The other answer is right but I just wish to clarify a point because I see this error all over the place.
There is a strong misconception that melting point and freezing point happen at the same temperature. It all practicality they do, in almost all practical experimentation they should be treated as such, and 99.9999% of the time its the same.
However, when we get away from bulk chemistry and get to the small scale, there can be variations, see this paper for example.
Also, I did read about one super cooled bulk material that had a difference in intermediate crystal structures going from liquid to solid vs solid to liquid that actually resulted in a difference in the two temperatures. I can not find that article now, but it's out there somewhere.
Again, these are extreme examples, but to truly say melting and freezing point are the same is technically wrong. I just needed to put this out there now.

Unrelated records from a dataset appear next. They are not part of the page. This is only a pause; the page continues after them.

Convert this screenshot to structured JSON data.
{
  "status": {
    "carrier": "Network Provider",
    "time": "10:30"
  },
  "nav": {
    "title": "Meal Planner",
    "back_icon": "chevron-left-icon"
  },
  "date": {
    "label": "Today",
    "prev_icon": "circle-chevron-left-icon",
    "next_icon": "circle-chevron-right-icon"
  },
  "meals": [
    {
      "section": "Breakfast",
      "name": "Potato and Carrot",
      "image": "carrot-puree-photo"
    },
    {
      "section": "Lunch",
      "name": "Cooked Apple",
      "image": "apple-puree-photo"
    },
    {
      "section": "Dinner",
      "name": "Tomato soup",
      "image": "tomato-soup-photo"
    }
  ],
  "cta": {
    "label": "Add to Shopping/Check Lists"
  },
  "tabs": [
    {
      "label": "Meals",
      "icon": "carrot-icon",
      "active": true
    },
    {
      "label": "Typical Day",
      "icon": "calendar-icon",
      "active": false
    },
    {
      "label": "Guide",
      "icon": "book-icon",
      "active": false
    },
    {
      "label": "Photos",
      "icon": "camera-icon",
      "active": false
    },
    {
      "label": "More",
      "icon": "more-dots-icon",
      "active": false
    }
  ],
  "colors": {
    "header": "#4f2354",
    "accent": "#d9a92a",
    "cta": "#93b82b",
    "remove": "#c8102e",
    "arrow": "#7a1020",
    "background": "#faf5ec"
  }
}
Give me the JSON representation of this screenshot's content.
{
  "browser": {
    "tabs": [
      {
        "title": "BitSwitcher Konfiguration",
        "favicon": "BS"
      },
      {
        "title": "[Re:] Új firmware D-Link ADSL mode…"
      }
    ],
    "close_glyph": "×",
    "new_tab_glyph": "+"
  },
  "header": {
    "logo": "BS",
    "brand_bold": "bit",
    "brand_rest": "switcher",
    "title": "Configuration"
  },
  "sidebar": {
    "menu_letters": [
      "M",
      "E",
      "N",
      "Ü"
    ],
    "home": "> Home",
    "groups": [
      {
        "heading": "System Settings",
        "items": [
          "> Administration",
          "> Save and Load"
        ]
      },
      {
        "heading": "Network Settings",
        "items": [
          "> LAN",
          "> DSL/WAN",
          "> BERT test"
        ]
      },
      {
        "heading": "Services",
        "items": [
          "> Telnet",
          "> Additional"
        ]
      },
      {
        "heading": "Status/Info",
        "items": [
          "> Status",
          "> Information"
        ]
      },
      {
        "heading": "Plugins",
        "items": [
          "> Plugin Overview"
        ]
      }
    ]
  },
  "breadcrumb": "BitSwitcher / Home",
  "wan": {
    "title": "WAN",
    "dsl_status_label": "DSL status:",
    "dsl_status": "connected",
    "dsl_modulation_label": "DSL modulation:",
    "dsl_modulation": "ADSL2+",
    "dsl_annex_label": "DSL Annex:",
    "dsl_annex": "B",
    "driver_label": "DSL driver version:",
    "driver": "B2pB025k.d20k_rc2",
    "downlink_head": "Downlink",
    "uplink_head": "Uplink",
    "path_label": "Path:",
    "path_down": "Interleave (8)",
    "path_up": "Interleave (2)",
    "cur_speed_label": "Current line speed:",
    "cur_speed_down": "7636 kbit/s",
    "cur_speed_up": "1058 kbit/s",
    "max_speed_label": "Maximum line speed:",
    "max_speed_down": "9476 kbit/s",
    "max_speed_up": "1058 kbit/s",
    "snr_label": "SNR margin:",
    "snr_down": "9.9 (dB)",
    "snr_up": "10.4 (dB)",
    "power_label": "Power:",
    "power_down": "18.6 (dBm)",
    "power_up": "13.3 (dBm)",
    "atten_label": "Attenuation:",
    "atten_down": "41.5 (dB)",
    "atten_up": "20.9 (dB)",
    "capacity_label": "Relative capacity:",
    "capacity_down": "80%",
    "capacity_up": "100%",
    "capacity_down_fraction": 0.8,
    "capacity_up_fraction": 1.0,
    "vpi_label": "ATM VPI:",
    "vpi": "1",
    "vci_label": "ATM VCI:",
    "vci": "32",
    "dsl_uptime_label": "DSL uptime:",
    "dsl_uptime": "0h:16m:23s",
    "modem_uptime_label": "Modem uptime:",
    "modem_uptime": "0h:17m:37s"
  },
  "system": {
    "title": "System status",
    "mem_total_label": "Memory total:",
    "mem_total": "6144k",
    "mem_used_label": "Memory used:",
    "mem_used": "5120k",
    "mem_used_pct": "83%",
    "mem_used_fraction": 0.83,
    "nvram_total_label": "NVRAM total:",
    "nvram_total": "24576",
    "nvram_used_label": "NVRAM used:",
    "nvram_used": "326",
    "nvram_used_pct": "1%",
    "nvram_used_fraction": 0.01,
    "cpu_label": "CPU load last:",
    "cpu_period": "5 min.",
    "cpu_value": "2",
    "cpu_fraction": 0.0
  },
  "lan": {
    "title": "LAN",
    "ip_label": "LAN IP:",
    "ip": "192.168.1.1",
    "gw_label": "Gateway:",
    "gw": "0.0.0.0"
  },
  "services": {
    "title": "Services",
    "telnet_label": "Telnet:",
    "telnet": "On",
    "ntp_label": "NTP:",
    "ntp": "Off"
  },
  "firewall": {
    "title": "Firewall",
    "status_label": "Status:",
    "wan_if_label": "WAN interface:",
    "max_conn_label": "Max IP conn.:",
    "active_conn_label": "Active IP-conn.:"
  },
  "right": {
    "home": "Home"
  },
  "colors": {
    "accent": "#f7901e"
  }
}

It's also an important distinction because there is a directional component to the energy vector by saying either melting point or freezing point. (endothermic vs exothermic), although I guess "point" implies otherwise, but I find differentiating the two helps when understanding which state you started from.